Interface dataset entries
-----

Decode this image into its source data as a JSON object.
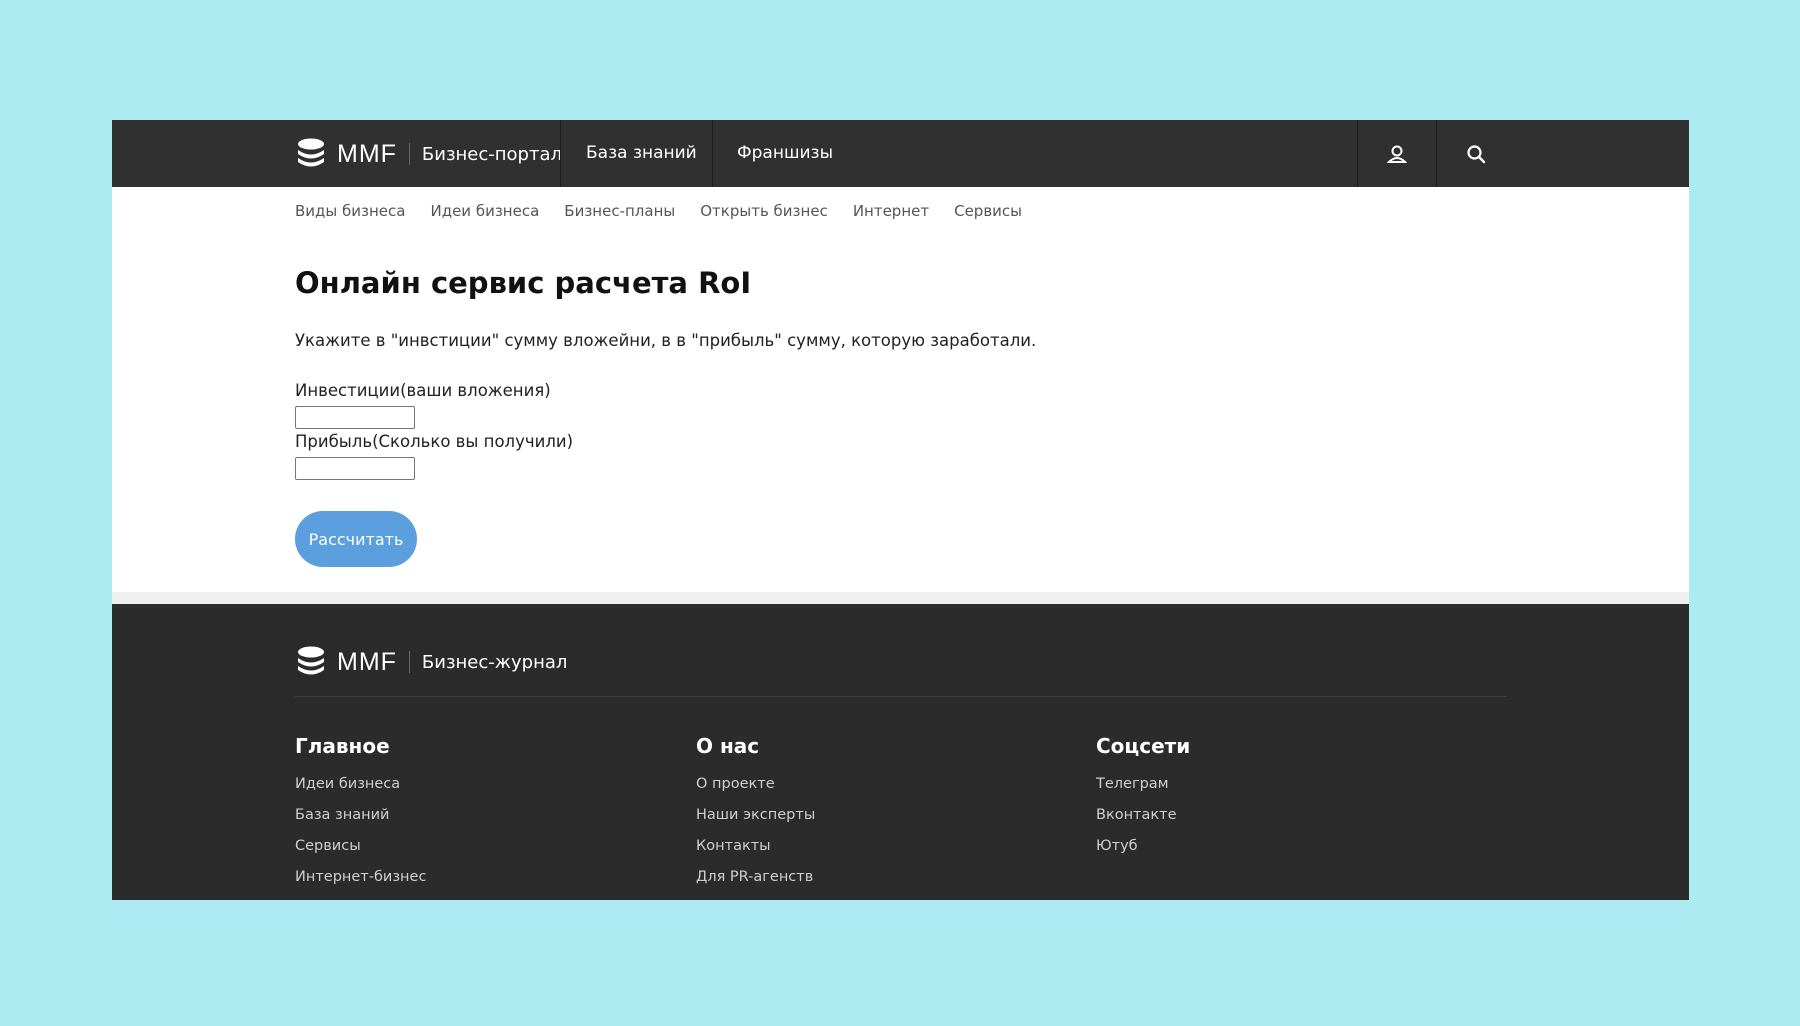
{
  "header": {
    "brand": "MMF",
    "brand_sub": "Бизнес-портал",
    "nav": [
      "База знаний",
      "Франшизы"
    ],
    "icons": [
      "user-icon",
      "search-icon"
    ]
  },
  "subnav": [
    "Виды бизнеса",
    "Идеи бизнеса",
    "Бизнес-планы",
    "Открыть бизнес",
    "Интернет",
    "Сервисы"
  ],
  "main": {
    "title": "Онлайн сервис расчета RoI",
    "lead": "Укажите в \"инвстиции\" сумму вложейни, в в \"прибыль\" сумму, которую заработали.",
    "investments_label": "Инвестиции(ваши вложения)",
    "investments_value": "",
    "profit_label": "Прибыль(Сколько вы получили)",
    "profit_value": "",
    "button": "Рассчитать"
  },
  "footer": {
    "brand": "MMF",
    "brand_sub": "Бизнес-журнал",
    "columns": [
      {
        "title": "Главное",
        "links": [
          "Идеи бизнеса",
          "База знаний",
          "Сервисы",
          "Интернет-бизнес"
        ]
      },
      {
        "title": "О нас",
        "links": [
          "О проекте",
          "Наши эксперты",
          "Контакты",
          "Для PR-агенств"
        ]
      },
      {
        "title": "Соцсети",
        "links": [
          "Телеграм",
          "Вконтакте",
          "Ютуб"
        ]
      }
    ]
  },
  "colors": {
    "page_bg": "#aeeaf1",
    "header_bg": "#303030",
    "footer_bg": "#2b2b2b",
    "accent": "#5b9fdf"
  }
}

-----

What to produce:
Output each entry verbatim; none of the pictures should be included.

Result below:
Decode this image into its source data as a JSON object.
{
  "header": {
    "brand": "MMF",
    "brand_sub": "Бизнес-портал",
    "nav": [
      "База знаний",
      "Франшизы"
    ],
    "icons": [
      "user-icon",
      "search-icon"
    ]
  },
  "subnav": [
    "Виды бизнеса",
    "Идеи бизнеса",
    "Бизнес-планы",
    "Открыть бизнес",
    "Интернет",
    "Сервисы"
  ],
  "main": {
    "title": "Онлайн сервис расчета RoI",
    "lead": "Укажите в \"инвстиции\" сумму вложейни, в в \"прибыль\" сумму, которую заработали.",
    "investments_label": "Инвестиции(ваши вложения)",
    "investments_value": "",
    "profit_label": "Прибыль(Сколько вы получили)",
    "profit_value": "",
    "button": "Рассчитать"
  },
  "footer": {
    "brand": "MMF",
    "brand_sub": "Бизнес-журнал",
    "columns": [
      {
        "title": "Главное",
        "links": [
          "Идеи бизнеса",
          "База знаний",
          "Сервисы",
          "Интернет-бизнес"
        ]
      },
      {
        "title": "О нас",
        "links": [
          "О проекте",
          "Наши эксперты",
          "Контакты",
          "Для PR-агенств"
        ]
      },
      {
        "title": "Соцсети",
        "links": [
          "Телеграм",
          "Вконтакте",
          "Ютуб"
        ]
      }
    ]
  },
  "colors": {
    "page_bg": "#aeeaf1",
    "header_bg": "#303030",
    "footer_bg": "#2b2b2b",
    "accent": "#5b9fdf"
  }
}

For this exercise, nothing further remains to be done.